What is a Lottery?


A lottery is an arrangement in which prizes (typically money) are allocated by chance. It is contrasted with gambling, which usually requires the payment of a consideration in order to win a prize. Modern lotteries are a common form of fund-raising and commercial promotion. They are also used for military conscription and as a method of selecting jurors from registered voters.

In general, the odds of winning a lottery pengeluaran sdy are low. They vary with the amount of tickets purchased and the size of the prize, but are typically much lower than for other types of gambling. Many lotteries offer a single large prize, while others award smaller amounts for matched numbers or combinations of letters and/or symbols. The lottery is popular because of its simplicity to organize and its broad appeal to the public. Its popularity has even prompted some organizations to use it as their primary mode of raising funds.

The earliest modern state lotteries began in 15th-century Burgundy and Flanders with towns attempting to raise funds for fortifications or aid to the poor. The term lottery was first recorded in English in 1569, with advertisements using the word appearing two years later.

Lotteries were also widely used in the early American colonies to raise money for schools and other institutions. Several colleges were founded in the wake of the Revolution by this means, including Harvard, Yale, Dartmouth, Columbia, King’s College (now Columbia University), Union and William and Mary. Privately organized lotteries were also popular in the United States and England as a way to sell products or land for more money than might be available by traditional sale.

Despite their wide popularity, some critics argue that lotteries are addictive and may lead to financial ruin for the winners. There are also concerns about the regressive impact of lotteries on low-income communities. In addition, people who play the lottery often spend a substantial portion of their disposable income on tickets, thereby depriving themselves of other desirable activities.

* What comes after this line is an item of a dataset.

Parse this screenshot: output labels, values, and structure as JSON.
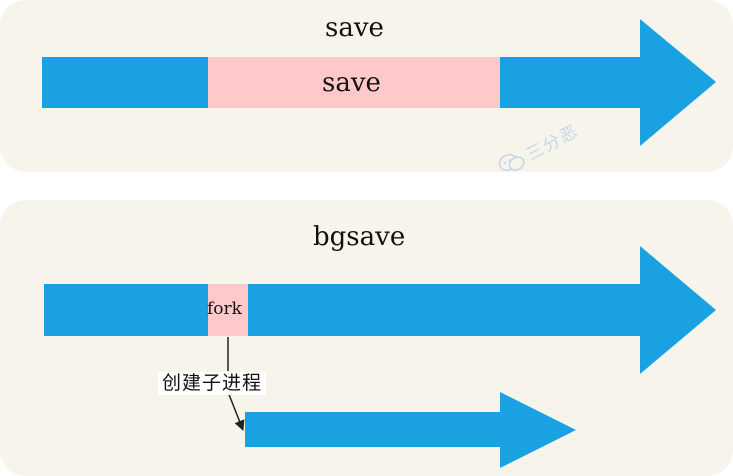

In the rare event that you win the lottery, it is important to be prepared for the unexpected. You will want to ensure that your family is taken care of and that any debts are paid off. It is also wise to have an emergency savings plan in place. Americans spend over $80 billion on the lottery each year, and you should be aware of the risks associated with this type of gambling. You should also be aware of the tax implications if you are a winner. In most cases, you will be required to pay taxes on your winnings. If you are lucky enough to be a lottery winner, make sure to consult a tax professional. A good tax professional can help you prepare for the unexpected and plan accordingly. They can also help you find the best ways to minimize your taxes and maximize your winnings. This can save you a lot of time, hassle and money. The expert you choose should have experience in both federal and state tax law.